PROBLEM REQUIREMENTS: Below are some entries. Count how many of their lines include "tray", then give that number only.

AVAILABLE DATA:
»»

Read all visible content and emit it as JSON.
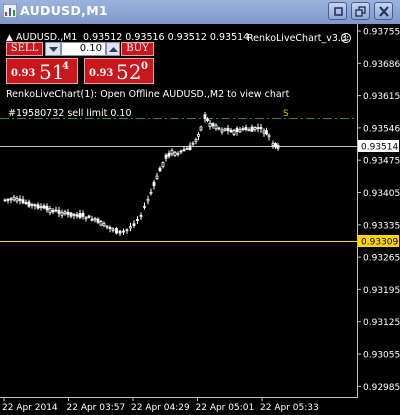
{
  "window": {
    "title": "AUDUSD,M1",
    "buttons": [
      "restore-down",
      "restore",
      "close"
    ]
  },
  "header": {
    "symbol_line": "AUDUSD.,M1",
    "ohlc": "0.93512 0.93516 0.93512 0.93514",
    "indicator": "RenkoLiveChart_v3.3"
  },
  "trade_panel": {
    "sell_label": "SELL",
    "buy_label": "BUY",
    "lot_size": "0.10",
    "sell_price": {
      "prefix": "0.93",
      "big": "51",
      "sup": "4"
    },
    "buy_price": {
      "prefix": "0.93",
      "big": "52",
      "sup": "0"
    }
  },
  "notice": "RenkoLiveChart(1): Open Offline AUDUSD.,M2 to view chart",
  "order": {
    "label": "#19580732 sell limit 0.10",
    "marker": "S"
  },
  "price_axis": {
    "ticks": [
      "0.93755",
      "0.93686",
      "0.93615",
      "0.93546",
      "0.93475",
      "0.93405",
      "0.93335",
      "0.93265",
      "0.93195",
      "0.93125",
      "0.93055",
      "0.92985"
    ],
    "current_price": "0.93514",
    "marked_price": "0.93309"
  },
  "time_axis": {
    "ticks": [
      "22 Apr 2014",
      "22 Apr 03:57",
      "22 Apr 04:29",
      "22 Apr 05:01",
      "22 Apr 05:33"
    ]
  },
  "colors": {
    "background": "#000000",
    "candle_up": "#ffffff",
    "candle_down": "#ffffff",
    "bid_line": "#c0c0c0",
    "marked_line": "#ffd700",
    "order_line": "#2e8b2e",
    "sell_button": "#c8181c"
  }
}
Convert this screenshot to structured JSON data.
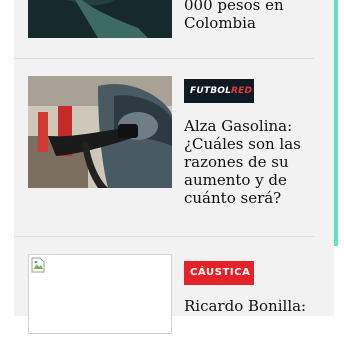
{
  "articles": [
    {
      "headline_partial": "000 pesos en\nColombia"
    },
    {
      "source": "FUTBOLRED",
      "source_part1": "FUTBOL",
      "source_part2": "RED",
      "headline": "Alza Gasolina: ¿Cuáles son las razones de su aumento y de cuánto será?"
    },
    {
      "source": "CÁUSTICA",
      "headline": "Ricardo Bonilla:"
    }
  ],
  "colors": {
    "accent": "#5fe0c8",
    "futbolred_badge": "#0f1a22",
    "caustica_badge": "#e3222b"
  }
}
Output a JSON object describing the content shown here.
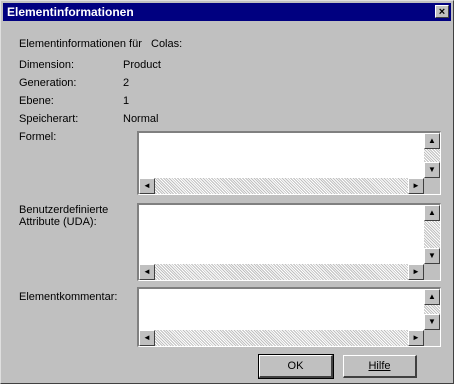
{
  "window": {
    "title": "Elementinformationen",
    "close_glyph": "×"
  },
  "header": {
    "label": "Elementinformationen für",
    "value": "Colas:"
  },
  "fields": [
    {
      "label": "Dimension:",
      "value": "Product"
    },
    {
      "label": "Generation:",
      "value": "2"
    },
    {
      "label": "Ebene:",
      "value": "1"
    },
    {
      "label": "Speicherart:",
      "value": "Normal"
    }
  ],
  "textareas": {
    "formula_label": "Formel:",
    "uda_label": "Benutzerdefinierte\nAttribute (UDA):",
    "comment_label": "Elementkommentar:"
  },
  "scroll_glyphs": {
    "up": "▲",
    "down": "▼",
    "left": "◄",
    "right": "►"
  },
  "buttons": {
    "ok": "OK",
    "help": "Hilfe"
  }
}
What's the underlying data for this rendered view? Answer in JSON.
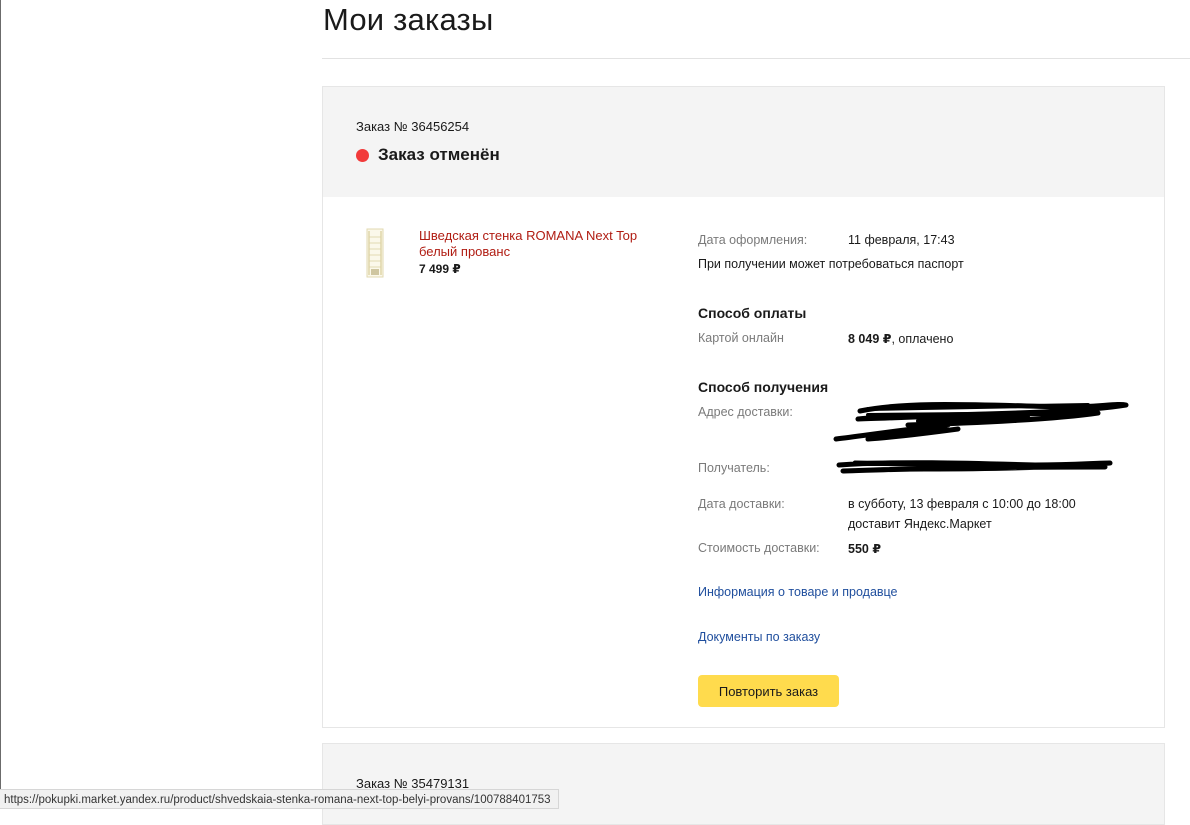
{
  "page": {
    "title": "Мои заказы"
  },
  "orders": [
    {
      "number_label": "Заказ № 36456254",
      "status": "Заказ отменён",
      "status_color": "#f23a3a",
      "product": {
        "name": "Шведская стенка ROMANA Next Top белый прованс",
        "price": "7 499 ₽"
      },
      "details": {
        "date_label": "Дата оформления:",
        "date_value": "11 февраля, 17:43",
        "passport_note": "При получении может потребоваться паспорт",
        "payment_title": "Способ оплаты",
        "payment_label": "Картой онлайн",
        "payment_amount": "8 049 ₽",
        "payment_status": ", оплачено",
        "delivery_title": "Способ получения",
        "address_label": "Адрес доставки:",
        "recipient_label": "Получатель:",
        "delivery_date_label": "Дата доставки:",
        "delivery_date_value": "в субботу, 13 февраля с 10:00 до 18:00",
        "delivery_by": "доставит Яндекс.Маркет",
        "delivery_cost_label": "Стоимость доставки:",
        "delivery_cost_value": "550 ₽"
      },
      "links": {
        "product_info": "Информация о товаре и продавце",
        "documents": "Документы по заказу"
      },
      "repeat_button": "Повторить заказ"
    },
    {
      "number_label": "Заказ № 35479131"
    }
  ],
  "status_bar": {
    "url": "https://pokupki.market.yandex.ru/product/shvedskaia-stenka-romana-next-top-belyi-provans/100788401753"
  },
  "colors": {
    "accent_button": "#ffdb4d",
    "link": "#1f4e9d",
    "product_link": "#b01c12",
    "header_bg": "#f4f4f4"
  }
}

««
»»

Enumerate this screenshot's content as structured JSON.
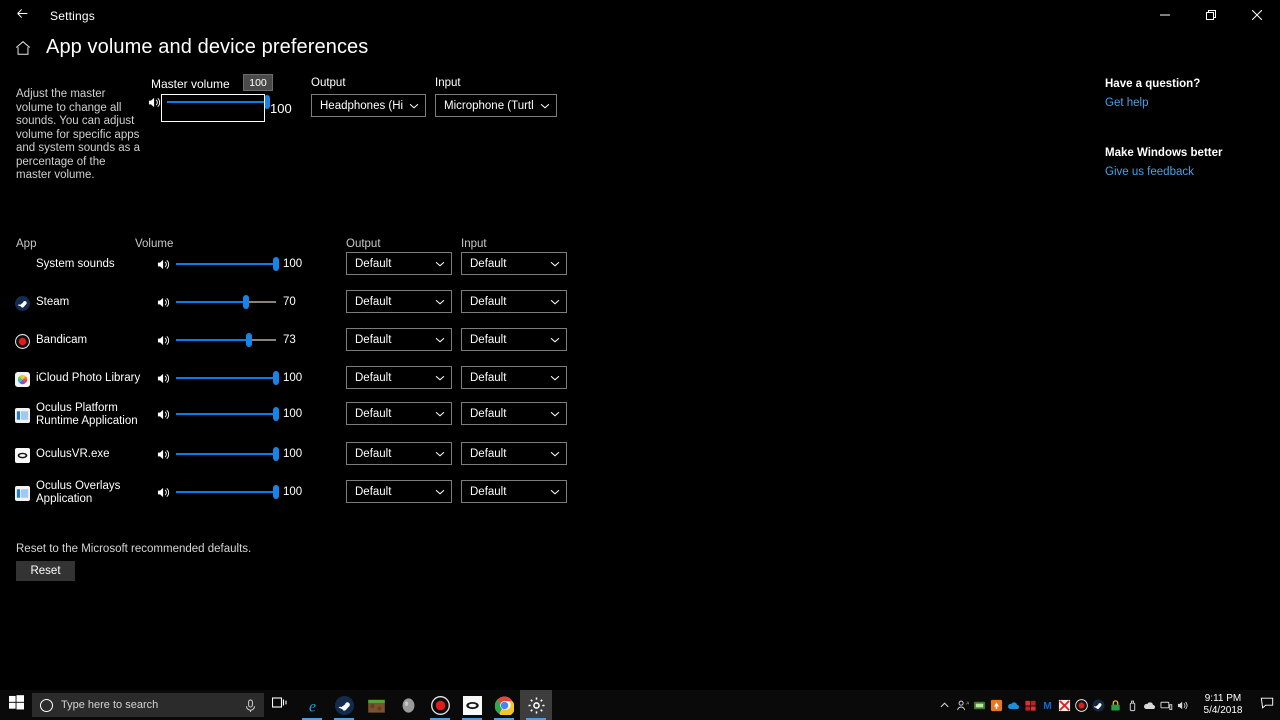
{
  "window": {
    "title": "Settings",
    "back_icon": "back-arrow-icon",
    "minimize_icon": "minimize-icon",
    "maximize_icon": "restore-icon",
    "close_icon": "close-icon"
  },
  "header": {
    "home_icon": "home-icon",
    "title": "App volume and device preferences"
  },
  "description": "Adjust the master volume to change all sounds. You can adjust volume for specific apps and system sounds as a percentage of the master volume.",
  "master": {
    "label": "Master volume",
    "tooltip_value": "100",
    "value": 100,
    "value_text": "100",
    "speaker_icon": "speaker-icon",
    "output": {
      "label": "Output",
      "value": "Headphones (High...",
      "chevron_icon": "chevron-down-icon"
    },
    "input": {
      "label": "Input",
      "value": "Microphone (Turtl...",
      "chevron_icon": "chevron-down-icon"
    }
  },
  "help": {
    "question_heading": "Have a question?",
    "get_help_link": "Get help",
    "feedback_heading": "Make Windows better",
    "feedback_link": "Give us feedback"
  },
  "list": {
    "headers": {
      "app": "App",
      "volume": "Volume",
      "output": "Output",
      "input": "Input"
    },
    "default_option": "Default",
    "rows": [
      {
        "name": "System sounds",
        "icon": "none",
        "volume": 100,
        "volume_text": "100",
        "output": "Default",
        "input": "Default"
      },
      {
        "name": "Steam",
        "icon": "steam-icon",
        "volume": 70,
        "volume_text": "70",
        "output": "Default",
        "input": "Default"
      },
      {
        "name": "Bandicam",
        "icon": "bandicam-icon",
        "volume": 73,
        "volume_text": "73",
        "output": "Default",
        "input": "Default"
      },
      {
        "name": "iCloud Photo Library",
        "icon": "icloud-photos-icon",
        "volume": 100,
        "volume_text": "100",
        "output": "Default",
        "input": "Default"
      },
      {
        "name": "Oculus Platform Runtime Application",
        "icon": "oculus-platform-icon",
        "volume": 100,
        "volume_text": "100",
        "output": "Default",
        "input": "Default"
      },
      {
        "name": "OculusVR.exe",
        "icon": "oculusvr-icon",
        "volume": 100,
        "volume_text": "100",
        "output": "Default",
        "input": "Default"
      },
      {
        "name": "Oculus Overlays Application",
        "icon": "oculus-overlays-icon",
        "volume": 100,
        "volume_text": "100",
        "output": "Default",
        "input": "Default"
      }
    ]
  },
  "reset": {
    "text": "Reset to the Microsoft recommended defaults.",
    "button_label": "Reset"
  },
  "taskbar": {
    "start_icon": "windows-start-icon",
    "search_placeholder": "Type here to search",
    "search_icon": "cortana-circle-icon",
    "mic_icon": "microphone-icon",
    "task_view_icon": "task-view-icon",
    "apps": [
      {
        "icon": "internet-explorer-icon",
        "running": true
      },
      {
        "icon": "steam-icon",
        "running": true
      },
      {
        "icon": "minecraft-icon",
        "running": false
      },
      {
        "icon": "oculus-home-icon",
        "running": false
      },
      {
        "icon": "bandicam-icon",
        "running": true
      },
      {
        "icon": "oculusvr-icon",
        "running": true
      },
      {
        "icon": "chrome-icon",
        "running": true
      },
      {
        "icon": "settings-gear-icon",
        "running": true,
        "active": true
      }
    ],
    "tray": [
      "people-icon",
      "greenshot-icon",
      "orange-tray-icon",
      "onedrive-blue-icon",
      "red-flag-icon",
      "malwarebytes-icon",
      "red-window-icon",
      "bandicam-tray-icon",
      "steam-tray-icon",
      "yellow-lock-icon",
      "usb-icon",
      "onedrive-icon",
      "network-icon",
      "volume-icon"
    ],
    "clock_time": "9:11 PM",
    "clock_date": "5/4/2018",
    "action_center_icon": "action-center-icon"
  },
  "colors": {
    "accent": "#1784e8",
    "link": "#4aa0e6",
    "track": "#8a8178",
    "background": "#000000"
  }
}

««

FINISHED EXERCISE: 4